National Geographic : 2005 Aug
TECUMSEH, MISSOURI a family, but we are a pseudo-family," says Kara Jo, 26, who came to East Wind when she was 17. "When people here are at a loss, we help them out. And I don't want Yarrow to leave." She turns to Yarrow, who sits slumped in the corner, poker-faced. "You can come hang out with me," she tells him. Bad idea, say others. Yarrow needs professional help, and East Wind isn't a detox center. Some argue for a contract that would specify how Yarrow's behavior must change. That's redundant, comes the rebuttal; membership here is the contract. Another member insists that Yarrow will change only when the culture that enables excessive drinking is transformed. The next day ballots go out, and a week later the verdict is in: Yarrow can stay if he signs a social contract. He does, and promises to change, but soon breaks his vow. Six months later, he's gone. His exit solves one problem, but it skirts a much larger one: With social ism faltering around the globe, what gives East Winders a sense of hope and keeps them together-besides the peanut butter? For many it's the land itself, a back-to-nature, almost neo-pagan faith in Mother Earth. May 1-socialism's day of solidarity-is Land Day at the commune, with dancing in circles around a maypole. Celebrations-the summer and winter solstices, the equinoxes in fall and spring-are pegged to the cycles of nature, not to any redemptive winds of history. Time, like the seasons, goes in circles, serving up what's familiar instead of some thing new. Tomorrow promises to be just another today. On a chilly Wednesday night someone builds a bonfire on the crest of the hill just outside the music room. Drawn to the blaze, a dozen men and women pound on drums with a mesmerizing beat. As the flames light up their faces and sparks flit like fireflies into the darkness, the hours slowly disappear-and so does the beer. After a while the drumming peters out, then stops.
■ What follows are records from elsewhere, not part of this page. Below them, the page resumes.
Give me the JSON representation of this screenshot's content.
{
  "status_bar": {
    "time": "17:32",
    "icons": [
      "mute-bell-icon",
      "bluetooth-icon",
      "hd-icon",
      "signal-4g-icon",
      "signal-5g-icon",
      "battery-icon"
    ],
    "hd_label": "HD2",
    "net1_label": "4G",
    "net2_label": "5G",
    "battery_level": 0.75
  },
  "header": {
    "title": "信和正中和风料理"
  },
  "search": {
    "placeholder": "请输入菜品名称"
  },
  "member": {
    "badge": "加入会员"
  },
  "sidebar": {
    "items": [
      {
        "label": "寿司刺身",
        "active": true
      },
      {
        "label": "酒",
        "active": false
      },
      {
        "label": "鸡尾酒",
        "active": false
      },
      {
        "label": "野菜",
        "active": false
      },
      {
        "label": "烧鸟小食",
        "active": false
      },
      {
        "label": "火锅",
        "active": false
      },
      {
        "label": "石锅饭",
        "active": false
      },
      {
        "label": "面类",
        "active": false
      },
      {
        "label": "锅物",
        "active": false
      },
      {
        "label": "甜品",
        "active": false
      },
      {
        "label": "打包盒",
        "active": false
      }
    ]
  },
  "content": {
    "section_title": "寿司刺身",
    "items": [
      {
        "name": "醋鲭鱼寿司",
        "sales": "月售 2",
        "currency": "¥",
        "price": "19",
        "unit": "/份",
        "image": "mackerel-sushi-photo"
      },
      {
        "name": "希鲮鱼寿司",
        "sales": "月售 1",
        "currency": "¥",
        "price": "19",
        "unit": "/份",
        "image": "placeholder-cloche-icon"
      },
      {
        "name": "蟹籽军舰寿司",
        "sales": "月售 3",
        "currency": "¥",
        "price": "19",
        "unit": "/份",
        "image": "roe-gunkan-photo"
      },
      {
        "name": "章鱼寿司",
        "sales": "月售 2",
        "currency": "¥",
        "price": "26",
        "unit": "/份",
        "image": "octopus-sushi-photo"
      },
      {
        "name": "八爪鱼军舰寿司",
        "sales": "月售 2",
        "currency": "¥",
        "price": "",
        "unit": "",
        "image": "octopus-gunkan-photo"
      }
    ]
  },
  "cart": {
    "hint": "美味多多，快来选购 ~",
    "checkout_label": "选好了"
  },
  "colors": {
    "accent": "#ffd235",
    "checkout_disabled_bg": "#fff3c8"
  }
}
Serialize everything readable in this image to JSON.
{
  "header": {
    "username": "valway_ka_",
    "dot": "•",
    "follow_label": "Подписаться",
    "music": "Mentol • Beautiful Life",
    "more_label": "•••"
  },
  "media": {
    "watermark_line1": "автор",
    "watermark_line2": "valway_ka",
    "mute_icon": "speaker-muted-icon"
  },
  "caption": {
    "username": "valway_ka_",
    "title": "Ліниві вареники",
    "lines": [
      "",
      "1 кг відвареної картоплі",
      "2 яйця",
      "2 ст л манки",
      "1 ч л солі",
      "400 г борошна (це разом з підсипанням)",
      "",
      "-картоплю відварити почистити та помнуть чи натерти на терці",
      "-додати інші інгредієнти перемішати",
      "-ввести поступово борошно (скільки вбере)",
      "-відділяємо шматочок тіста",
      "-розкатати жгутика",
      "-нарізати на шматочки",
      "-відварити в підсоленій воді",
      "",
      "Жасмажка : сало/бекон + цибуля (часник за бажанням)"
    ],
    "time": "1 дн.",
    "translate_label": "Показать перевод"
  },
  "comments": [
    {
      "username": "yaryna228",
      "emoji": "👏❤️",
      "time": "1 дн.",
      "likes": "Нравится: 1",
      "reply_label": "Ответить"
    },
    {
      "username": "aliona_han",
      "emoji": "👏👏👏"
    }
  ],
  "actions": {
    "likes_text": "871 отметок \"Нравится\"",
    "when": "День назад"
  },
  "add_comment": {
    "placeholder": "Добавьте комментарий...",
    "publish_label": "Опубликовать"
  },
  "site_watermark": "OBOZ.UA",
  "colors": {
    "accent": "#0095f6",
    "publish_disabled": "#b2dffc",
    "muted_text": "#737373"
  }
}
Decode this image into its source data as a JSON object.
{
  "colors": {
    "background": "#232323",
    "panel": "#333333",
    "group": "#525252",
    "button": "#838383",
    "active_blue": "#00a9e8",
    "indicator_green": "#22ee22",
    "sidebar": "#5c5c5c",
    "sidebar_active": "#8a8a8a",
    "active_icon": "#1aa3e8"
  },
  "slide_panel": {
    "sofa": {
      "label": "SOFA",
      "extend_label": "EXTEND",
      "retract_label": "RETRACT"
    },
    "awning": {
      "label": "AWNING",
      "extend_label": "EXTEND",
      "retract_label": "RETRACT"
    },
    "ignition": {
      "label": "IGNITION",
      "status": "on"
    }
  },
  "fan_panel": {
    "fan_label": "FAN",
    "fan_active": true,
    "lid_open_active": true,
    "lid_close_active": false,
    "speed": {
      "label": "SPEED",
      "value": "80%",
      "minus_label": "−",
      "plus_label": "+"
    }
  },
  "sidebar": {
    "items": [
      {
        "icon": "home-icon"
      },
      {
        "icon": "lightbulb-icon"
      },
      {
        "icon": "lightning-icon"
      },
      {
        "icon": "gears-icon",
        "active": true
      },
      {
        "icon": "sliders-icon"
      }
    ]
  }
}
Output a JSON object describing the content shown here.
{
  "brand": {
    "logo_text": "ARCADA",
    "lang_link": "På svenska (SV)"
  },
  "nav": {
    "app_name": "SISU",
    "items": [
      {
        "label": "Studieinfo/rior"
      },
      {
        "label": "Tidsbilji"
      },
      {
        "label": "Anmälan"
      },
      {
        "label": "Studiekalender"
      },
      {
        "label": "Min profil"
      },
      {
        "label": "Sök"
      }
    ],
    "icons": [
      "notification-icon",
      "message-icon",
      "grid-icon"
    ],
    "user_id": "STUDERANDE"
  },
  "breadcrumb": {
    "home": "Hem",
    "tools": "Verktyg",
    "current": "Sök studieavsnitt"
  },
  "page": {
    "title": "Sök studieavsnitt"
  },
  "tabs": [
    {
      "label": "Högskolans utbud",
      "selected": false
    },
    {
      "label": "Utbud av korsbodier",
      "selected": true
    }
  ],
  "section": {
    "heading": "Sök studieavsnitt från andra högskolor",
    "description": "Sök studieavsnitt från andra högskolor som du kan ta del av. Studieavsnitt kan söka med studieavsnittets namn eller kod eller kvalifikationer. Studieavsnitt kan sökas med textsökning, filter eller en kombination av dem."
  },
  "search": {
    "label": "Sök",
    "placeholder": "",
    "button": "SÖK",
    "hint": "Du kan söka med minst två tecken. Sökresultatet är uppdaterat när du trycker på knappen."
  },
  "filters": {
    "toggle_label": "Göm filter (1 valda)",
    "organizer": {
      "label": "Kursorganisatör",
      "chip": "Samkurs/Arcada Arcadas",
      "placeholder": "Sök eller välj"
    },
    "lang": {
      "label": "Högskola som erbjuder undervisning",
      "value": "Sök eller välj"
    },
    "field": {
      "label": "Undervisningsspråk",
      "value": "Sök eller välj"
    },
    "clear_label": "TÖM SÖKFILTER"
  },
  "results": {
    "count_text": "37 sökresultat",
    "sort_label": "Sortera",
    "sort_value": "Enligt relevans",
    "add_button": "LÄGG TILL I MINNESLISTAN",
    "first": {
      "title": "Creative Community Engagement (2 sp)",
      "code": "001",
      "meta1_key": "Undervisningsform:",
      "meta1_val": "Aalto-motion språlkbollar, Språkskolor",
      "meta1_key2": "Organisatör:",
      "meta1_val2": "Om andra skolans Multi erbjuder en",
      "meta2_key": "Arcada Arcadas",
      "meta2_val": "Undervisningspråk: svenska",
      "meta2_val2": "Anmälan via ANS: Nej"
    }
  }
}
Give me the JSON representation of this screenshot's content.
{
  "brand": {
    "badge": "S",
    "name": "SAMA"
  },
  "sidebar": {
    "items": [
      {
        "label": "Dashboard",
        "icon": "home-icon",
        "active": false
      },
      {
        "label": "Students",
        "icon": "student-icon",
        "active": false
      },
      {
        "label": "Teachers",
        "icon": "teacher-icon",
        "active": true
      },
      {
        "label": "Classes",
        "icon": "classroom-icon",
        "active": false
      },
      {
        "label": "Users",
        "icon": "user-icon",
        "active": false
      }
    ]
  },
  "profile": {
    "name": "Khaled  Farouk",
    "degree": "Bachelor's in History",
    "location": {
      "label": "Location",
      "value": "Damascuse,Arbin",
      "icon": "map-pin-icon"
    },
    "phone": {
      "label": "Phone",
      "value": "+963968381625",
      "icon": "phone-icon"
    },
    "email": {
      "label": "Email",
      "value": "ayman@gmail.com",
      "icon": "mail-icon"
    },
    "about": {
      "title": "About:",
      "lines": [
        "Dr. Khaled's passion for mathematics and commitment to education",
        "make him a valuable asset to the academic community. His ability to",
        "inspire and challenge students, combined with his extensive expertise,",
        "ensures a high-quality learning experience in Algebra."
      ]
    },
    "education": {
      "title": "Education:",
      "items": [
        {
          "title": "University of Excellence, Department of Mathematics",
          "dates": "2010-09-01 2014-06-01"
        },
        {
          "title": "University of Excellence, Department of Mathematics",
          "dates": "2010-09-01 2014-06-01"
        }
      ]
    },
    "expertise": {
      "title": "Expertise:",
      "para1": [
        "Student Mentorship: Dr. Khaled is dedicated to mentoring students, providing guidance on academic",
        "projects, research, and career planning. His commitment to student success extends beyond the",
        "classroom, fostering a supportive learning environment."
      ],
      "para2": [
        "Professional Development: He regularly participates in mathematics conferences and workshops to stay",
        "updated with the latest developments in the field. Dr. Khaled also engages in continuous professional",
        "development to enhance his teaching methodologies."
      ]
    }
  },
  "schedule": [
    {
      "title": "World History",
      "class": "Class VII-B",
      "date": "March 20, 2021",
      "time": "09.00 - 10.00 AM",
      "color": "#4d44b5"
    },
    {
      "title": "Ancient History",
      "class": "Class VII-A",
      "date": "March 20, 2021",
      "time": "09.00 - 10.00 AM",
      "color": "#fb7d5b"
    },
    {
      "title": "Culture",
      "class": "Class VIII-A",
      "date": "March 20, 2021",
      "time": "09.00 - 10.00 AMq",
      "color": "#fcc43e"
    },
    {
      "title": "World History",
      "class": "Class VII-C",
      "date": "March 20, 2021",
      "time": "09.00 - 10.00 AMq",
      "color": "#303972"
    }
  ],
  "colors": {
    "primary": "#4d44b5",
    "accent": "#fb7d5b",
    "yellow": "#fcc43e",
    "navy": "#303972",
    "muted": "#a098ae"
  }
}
Someone asks what time it is. But no one is wearing a watch. O WEBSITE EXCLUSIVE Find more 65760 images, field notes, and resources on intentional communities at nationalgeographic.com/magazine/0508. Barry and his daughter, Saoirse, are slowly adapt ing to a new arrangement: Rachael-his ex-lover and Saoirse's mother-recently paired off with another man. "I used to tell people how to deal with this sort of thing, says Barry, "but it's different dealing with it yourself." No one goes it alone at the weekly drum ming circle (below), where the bonfire is warm, the beat primal, and the world "out there" can seem broken beyond repair. "This," says one member, nodding toward the cir cle, "is what the end of civilization looks like."